- _EXERCISE PROMPT_:
An exact copy of the records below is needed, with every picture left out.

- _PROVIDED RECORDS_:

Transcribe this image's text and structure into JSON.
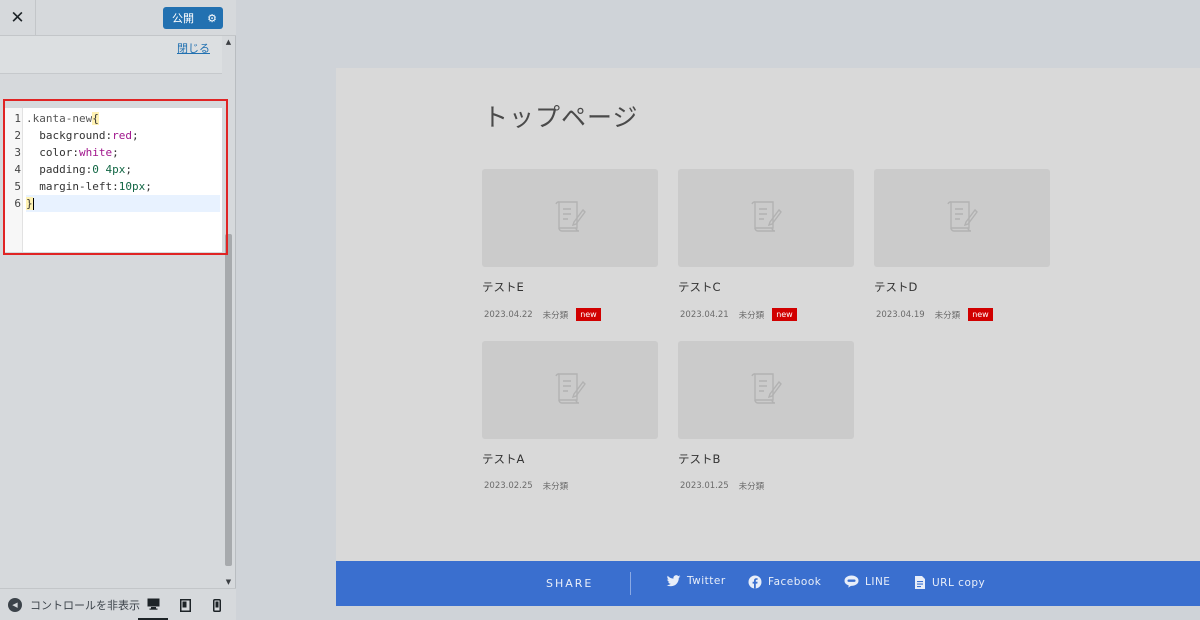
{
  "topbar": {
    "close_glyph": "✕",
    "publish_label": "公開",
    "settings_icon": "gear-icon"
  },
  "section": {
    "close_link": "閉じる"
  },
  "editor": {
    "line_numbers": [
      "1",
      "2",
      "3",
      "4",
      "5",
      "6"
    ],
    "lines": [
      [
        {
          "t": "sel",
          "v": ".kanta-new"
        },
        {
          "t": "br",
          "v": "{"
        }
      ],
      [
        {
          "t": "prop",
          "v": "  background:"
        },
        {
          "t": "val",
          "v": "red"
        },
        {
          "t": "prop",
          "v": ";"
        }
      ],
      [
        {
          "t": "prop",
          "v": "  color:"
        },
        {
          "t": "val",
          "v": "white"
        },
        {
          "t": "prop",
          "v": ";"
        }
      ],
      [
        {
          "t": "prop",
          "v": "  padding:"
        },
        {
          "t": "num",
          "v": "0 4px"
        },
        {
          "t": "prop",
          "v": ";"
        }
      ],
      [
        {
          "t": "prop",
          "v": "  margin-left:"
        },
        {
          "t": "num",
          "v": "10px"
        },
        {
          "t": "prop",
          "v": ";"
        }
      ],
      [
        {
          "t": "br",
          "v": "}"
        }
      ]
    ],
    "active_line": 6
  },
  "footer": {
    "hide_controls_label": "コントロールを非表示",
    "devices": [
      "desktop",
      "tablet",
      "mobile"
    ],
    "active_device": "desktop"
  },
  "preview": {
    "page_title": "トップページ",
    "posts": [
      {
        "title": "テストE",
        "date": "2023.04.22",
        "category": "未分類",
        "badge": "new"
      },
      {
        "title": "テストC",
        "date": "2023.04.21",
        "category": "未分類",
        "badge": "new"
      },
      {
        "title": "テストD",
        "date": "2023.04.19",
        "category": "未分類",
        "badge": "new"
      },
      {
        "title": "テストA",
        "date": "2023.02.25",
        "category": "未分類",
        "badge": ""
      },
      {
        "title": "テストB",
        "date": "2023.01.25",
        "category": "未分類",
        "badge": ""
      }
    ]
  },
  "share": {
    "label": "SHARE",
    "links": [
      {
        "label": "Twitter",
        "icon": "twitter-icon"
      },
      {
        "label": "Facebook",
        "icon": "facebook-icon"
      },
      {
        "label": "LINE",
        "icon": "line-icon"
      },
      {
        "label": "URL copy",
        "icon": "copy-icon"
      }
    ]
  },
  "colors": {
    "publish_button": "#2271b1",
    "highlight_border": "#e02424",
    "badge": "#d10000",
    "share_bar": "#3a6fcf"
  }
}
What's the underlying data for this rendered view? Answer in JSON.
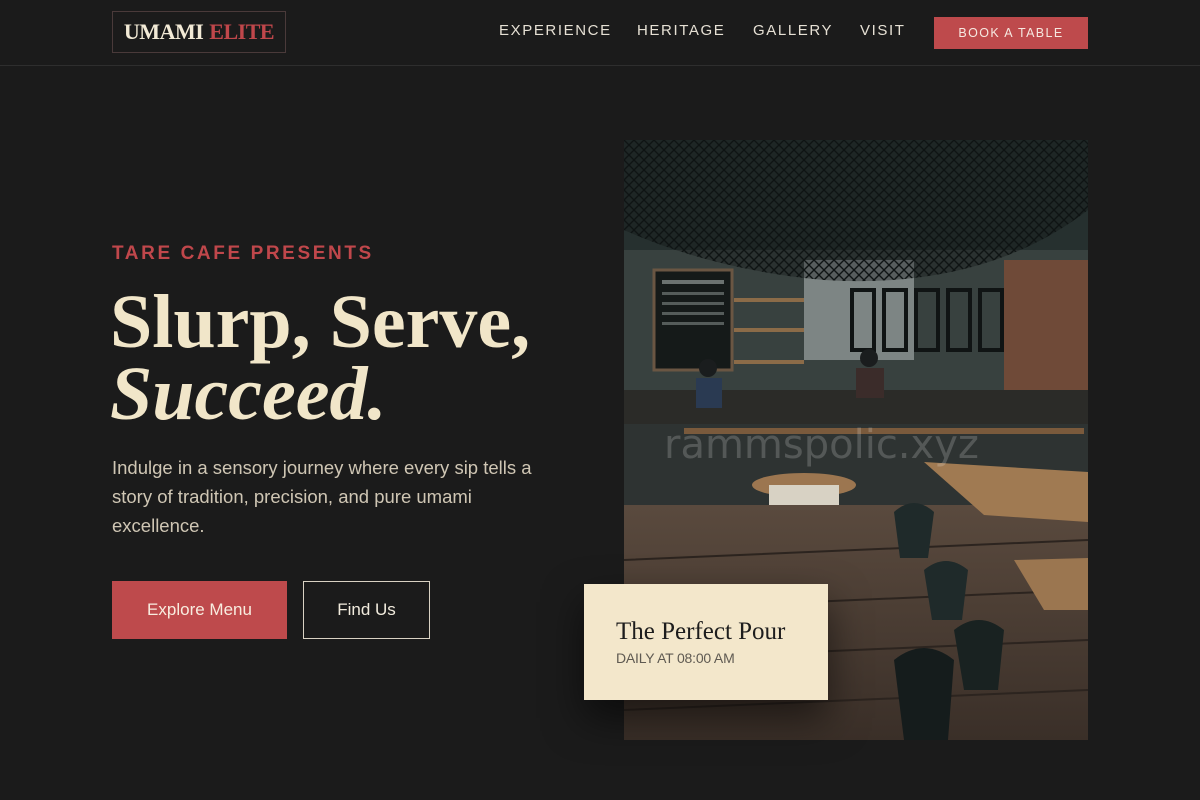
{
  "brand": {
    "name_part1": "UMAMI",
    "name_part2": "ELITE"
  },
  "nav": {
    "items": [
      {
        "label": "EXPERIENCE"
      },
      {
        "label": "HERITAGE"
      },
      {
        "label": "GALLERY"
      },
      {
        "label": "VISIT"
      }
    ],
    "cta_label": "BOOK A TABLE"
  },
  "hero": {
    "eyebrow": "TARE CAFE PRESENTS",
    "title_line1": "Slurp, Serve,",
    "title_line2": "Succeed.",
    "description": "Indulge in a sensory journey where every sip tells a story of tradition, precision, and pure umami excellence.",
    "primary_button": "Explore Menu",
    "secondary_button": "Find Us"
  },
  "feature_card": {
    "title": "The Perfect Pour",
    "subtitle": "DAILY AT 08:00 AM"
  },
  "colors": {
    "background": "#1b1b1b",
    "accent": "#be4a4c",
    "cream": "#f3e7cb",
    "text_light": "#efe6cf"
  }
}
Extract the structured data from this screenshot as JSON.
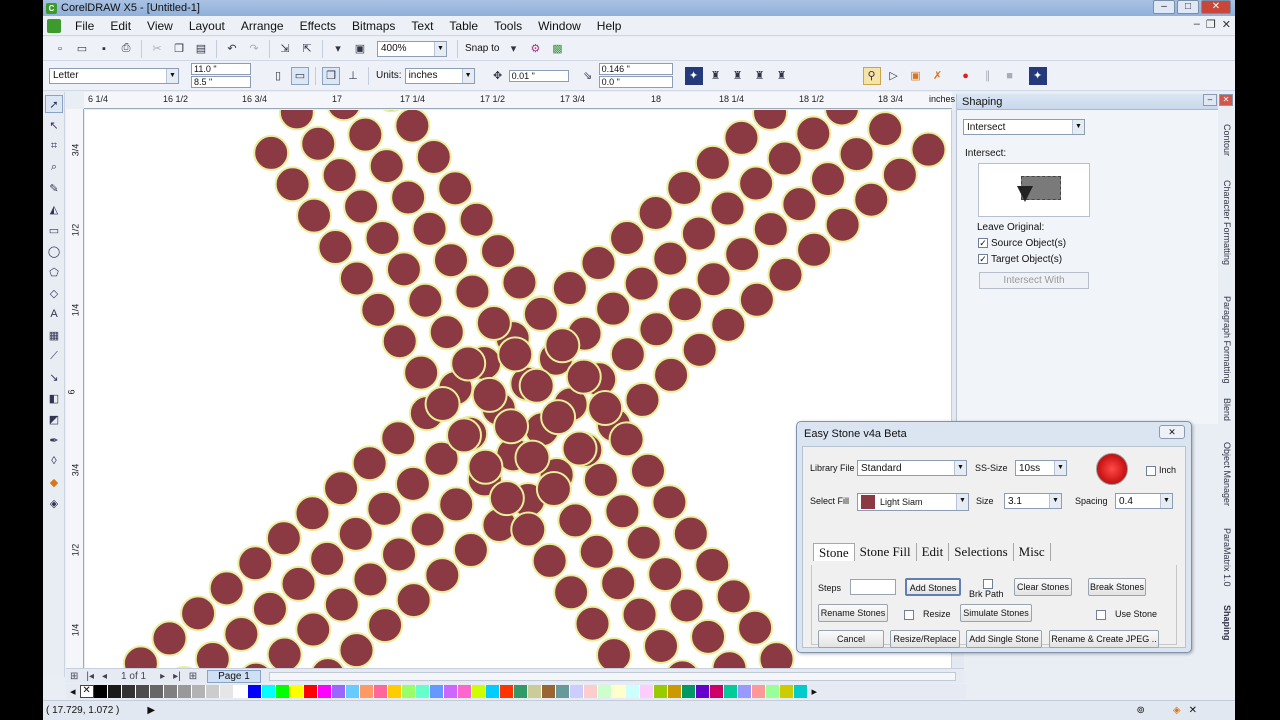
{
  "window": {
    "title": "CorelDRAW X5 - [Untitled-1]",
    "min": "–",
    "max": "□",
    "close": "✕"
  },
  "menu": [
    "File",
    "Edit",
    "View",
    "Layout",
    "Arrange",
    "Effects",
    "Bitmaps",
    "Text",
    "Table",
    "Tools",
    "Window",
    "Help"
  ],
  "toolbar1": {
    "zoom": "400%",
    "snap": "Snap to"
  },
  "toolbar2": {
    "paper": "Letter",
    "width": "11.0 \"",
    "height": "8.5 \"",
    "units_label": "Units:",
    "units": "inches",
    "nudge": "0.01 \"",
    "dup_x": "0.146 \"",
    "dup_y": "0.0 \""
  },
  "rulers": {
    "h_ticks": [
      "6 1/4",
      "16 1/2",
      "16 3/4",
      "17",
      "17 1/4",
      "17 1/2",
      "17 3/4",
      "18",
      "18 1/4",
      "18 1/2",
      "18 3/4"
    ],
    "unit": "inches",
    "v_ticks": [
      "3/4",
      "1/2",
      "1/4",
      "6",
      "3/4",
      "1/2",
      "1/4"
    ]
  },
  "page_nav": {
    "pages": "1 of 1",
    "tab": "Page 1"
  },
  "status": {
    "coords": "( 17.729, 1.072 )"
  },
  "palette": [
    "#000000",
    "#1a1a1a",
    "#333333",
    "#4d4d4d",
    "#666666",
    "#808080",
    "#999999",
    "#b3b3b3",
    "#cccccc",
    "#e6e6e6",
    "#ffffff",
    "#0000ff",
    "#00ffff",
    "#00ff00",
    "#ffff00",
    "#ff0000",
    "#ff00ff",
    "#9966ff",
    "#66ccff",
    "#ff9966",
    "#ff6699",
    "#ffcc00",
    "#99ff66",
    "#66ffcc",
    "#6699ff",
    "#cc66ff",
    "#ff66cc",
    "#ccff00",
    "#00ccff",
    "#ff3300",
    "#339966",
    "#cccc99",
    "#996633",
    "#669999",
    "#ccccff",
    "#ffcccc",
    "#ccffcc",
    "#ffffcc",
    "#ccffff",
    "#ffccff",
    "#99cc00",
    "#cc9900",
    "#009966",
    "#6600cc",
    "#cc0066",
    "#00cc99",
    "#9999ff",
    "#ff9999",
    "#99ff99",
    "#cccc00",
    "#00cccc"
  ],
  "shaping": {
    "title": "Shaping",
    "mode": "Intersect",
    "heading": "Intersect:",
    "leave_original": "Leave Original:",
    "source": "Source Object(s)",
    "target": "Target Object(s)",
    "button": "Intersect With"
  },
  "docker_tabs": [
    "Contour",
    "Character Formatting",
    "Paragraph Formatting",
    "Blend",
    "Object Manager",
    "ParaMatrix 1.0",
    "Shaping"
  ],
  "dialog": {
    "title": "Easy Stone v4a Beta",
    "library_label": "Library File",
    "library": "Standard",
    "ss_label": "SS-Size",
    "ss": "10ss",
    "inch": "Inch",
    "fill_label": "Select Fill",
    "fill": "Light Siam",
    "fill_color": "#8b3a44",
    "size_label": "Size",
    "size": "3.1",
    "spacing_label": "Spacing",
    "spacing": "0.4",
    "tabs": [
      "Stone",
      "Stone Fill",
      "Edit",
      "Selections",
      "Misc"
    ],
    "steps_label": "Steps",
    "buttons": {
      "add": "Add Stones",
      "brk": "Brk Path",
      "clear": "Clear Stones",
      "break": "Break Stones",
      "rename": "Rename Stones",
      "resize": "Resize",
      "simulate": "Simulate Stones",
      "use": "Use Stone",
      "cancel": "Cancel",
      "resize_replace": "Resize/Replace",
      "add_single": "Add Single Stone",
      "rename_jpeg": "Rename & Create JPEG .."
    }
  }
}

- _YOUR RESPONSE_:
Transcribe this image's text and structure into JSON.
{
  "topbar": {
    "close_glyph": "✕",
    "publish_label": "公開",
    "settings_icon": "gear-icon"
  },
  "section": {
    "close_link": "閉じる"
  },
  "editor": {
    "line_numbers": [
      "1",
      "2",
      "3",
      "4",
      "5",
      "6"
    ],
    "lines": [
      [
        {
          "t": "sel",
          "v": ".kanta-new"
        },
        {
          "t": "br",
          "v": "{"
        }
      ],
      [
        {
          "t": "prop",
          "v": "  background:"
        },
        {
          "t": "val",
          "v": "red"
        },
        {
          "t": "prop",
          "v": ";"
        }
      ],
      [
        {
          "t": "prop",
          "v": "  color:"
        },
        {
          "t": "val",
          "v": "white"
        },
        {
          "t": "prop",
          "v": ";"
        }
      ],
      [
        {
          "t": "prop",
          "v": "  padding:"
        },
        {
          "t": "num",
          "v": "0 4px"
        },
        {
          "t": "prop",
          "v": ";"
        }
      ],
      [
        {
          "t": "prop",
          "v": "  margin-left:"
        },
        {
          "t": "num",
          "v": "10px"
        },
        {
          "t": "prop",
          "v": ";"
        }
      ],
      [
        {
          "t": "br",
          "v": "}"
        }
      ]
    ],
    "active_line": 6
  },
  "footer": {
    "hide_controls_label": "コントロールを非表示",
    "devices": [
      "desktop",
      "tablet",
      "mobile"
    ],
    "active_device": "desktop"
  },
  "preview": {
    "page_title": "トップページ",
    "posts": [
      {
        "title": "テストE",
        "date": "2023.04.22",
        "category": "未分類",
        "badge": "new"
      },
      {
        "title": "テストC",
        "date": "2023.04.21",
        "category": "未分類",
        "badge": "new"
      },
      {
        "title": "テストD",
        "date": "2023.04.19",
        "category": "未分類",
        "badge": "new"
      },
      {
        "title": "テストA",
        "date": "2023.02.25",
        "category": "未分類",
        "badge": ""
      },
      {
        "title": "テストB",
        "date": "2023.01.25",
        "category": "未分類",
        "badge": ""
      }
    ]
  },
  "share": {
    "label": "SHARE",
    "links": [
      {
        "label": "Twitter",
        "icon": "twitter-icon"
      },
      {
        "label": "Facebook",
        "icon": "facebook-icon"
      },
      {
        "label": "LINE",
        "icon": "line-icon"
      },
      {
        "label": "URL copy",
        "icon": "copy-icon"
      }
    ]
  },
  "colors": {
    "publish_button": "#2271b1",
    "highlight_border": "#e02424",
    "badge": "#d10000",
    "share_bar": "#3a6fcf"
  }
}
What's the underlying data for this rendered view? Answer in JSON.
{
  "brand": {
    "name_part1": "UMAMI",
    "name_part2": "ELITE"
  },
  "nav": {
    "items": [
      {
        "label": "EXPERIENCE"
      },
      {
        "label": "HERITAGE"
      },
      {
        "label": "GALLERY"
      },
      {
        "label": "VISIT"
      }
    ],
    "cta_label": "BOOK A TABLE"
  },
  "hero": {
    "eyebrow": "TARE CAFE PRESENTS",
    "title_line1": "Slurp, Serve,",
    "title_line2": "Succeed.",
    "description": "Indulge in a sensory journey where every sip tells a story of tradition, precision, and pure umami excellence.",
    "primary_button": "Explore Menu",
    "secondary_button": "Find Us"
  },
  "feature_card": {
    "title": "The Perfect Pour",
    "subtitle": "DAILY AT 08:00 AM"
  },
  "colors": {
    "background": "#1b1b1b",
    "accent": "#be4a4c",
    "cream": "#f3e7cb",
    "text_light": "#efe6cf"
  }
}
Extract the structured data from this screenshot as JSON.
{
  "window": {
    "title": "CorelDRAW X5 - [Untitled-1]",
    "min": "–",
    "max": "□",
    "close": "✕"
  },
  "menu": [
    "File",
    "Edit",
    "View",
    "Layout",
    "Arrange",
    "Effects",
    "Bitmaps",
    "Text",
    "Table",
    "Tools",
    "Window",
    "Help"
  ],
  "toolbar1": {
    "zoom": "400%",
    "snap": "Snap to"
  },
  "toolbar2": {
    "paper": "Letter",
    "width": "11.0 \"",
    "height": "8.5 \"",
    "units_label": "Units:",
    "units": "inches",
    "nudge": "0.01 \"",
    "dup_x": "0.146 \"",
    "dup_y": "0.0 \""
  },
  "rulers": {
    "h_ticks": [
      "6 1/4",
      "16 1/2",
      "16 3/4",
      "17",
      "17 1/4",
      "17 1/2",
      "17 3/4",
      "18",
      "18 1/4",
      "18 1/2",
      "18 3/4"
    ],
    "unit": "inches",
    "v_ticks": [
      "3/4",
      "1/2",
      "1/4",
      "6",
      "3/4",
      "1/2",
      "1/4"
    ]
  },
  "page_nav": {
    "pages": "1 of 1",
    "tab": "Page 1"
  },
  "status": {
    "coords": "( 17.729, 1.072 )"
  },
  "palette": [
    "#000000",
    "#1a1a1a",
    "#333333",
    "#4d4d4d",
    "#666666",
    "#808080",
    "#999999",
    "#b3b3b3",
    "#cccccc",
    "#e6e6e6",
    "#ffffff",
    "#0000ff",
    "#00ffff",
    "#00ff00",
    "#ffff00",
    "#ff0000",
    "#ff00ff",
    "#9966ff",
    "#66ccff",
    "#ff9966",
    "#ff6699",
    "#ffcc00",
    "#99ff66",
    "#66ffcc",
    "#6699ff",
    "#cc66ff",
    "#ff66cc",
    "#ccff00",
    "#00ccff",
    "#ff3300",
    "#339966",
    "#cccc99",
    "#996633",
    "#669999",
    "#ccccff",
    "#ffcccc",
    "#ccffcc",
    "#ffffcc",
    "#ccffff",
    "#ffccff",
    "#99cc00",
    "#cc9900",
    "#009966",
    "#6600cc",
    "#cc0066",
    "#00cc99",
    "#9999ff",
    "#ff9999",
    "#99ff99",
    "#cccc00",
    "#00cccc"
  ],
  "shaping": {
    "title": "Shaping",
    "mode": "Intersect",
    "heading": "Intersect:",
    "leave_original": "Leave Original:",
    "source": "Source Object(s)",
    "target": "Target Object(s)",
    "button": "Intersect With"
  },
  "docker_tabs": [
    "Contour",
    "Character Formatting",
    "Paragraph Formatting",
    "Blend",
    "Object Manager",
    "ParaMatrix 1.0",
    "Shaping"
  ],
  "dialog": {
    "title": "Easy Stone v4a Beta",
    "library_label": "Library File",
    "library": "Standard",
    "ss_label": "SS-Size",
    "ss": "10ss",
    "inch": "Inch",
    "fill_label": "Select Fill",
    "fill": "Light Siam",
    "fill_color": "#8b3a44",
    "size_label": "Size",
    "size": "3.1",
    "spacing_label": "Spacing",
    "spacing": "0.4",
    "tabs": [
      "Stone",
      "Stone Fill",
      "Edit",
      "Selections",
      "Misc"
    ],
    "steps_label": "Steps",
    "buttons": {
      "add": "Add Stones",
      "brk": "Brk Path",
      "clear": "Clear Stones",
      "break": "Break Stones",
      "rename": "Rename Stones",
      "resize": "Resize",
      "simulate": "Simulate Stones",
      "use": "Use Stone",
      "cancel": "Cancel",
      "resize_replace": "Resize/Replace",
      "add_single": "Add Single Stone",
      "rename_jpeg": "Rename & Create JPEG .."
    }
  }
}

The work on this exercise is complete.